September 2023 Advocate Spotlight: Linda Fiato
We invite you to meet Linda Fiato, nominated by Case Supervisor Kristy O’Neal.
“Linda is awesome!” Kristy said. “She is in regular contact with all parties and brings significant professional experience that is invaluable. She is in contact with therapists and qualified professional experts to assess the issues involved in her current case. She has also maintained communication with criminal investigators.”
We asked Linda to share her experiences as an Advocate.
Is there anything unique about your background that contributes to your approach to advocacy?
I have four children of my own (two biological and two step-kids). My oldest child has mild Autism. It was challenging to obtain a diagnosis for him; however, I was eventually able to obtain private school placement for him to help address his needs. That experience taught me the importance of youth having someone in their corner, advocating for them.
I have a bachelor’s degree in both Criminal Justice and Psychology. I began my law enforcement career while I was in college at San Diego State University. I began as a student worker stationed at juvenile hall for the County of San Diego Probation Department. After graduation, I was hired and promoted to deputy probation officer. Throughout my 25-year career, I worked with both youth and adults and specialized in adult sex offenders, domestic violence offenders, child abusers, and stalkers. I was both a subject matter expert in sex offenders as well as a member of the Domestic Violence High Risk Lethality Team. I am currently a Qualified Mental Health Provider for Tri-County Behavioral Health at Creighton Elementary. I work with about 35 youth, assisting them in addressing their behavioral issues and improving their social skills.
How did you become interested in volunteering as AN aDVOCATE?
I have known about CASA for some time—while I was in law enforcement, being a CASA Advocate would have been a conflict of interest, though. Once I retired, I relocated to Texas and contacted CASA Child Advocates to volunteer.
Did you have any reservations about volunteering?
I did not have any reservations about volunteering. I was excited to navigate a different relationship with youth and step into more of a mentorship role, rather than that of an authority figure.
Explain in your own words the work you do as a CASA aDVOCATE. Why is it essential for a child in care?
CASA Advocates have a unique role in that we foster relationships with the children in our care, their biological parents and extended family members, and their current caregivers. Additionally, we work with other agencies such as CPS, therapists, foster families, CASA staff, the courts, and law enforcement agencies to meet the needs of the children we serve and their families. This wraparound approach allows us to provide the best possible outcome for our youth in care.

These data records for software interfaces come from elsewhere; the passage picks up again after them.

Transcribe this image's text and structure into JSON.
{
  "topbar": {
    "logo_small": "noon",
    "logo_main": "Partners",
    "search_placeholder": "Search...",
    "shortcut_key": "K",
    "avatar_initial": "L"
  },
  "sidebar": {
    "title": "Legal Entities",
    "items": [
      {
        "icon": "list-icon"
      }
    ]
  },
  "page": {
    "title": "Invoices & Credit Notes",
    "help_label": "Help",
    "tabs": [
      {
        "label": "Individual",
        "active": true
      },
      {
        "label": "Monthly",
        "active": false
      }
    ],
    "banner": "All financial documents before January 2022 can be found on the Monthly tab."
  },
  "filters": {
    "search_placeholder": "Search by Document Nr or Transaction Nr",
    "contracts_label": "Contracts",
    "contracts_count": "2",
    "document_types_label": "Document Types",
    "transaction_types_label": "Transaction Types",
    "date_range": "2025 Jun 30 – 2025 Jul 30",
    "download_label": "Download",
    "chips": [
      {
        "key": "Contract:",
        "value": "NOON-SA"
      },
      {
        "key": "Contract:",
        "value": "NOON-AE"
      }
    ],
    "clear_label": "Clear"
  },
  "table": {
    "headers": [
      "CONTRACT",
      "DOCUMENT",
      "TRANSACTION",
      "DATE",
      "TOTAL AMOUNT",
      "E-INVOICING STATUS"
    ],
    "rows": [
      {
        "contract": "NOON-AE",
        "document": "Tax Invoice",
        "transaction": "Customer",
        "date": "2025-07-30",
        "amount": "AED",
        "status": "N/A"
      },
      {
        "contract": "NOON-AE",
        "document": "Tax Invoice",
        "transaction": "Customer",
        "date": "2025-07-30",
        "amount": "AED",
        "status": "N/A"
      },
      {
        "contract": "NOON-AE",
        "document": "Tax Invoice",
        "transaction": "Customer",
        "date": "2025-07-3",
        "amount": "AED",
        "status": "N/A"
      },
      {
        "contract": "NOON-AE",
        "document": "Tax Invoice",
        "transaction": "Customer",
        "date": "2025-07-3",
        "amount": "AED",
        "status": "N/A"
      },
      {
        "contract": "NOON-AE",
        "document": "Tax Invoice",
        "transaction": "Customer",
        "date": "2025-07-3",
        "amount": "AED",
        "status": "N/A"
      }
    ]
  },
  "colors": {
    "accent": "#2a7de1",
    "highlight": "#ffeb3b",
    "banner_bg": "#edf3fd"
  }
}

What has surprised you most about your aDVOCACY work?
I have been most pleasantly surprised at both the initial training and ongoing training opportunities CASA provides to its Advocates. CASA provides excellent training for its staff and volunteers. This training is valuable at producing a well-rounded and unbiased Advocate.
What has been the most difficult aspect of being an advocate?
The most difficult aspect is recognizing that the decisions in each case are unique and are not black and white. As Advocates, we need to be OK with choosing the most desirable option and realize we can’t always create a “perfect” situation for the youth we serve, even though we’d like to. We all do the best we can, but it will sometimes feel like it’s not enough. It’s hard to not be able to fix every situation.
What would you like the community to know about children in care?
Children in care need our support. Having a consistent Advocate can be stabilizing for a child who is dealing with constant transition. Having someone in their corner from start to finish in the process can be invaluable for our youth. Other ways to help youth in care include donating time or money, fundraising, and just spreading the word about CASA Child Advocates!
What have you learned as an advocate?
The children in our care are resilient, given the right support. Many have been through significant trauma, and they need someone in their corner, advocating for them. They are our next generation, and we owe them a fighting chance to experience healing.
Is there a particular moment or memory that stands out for you?
My favorite memory is attending the dinosaur-themed fourth birthday party of a child I serve.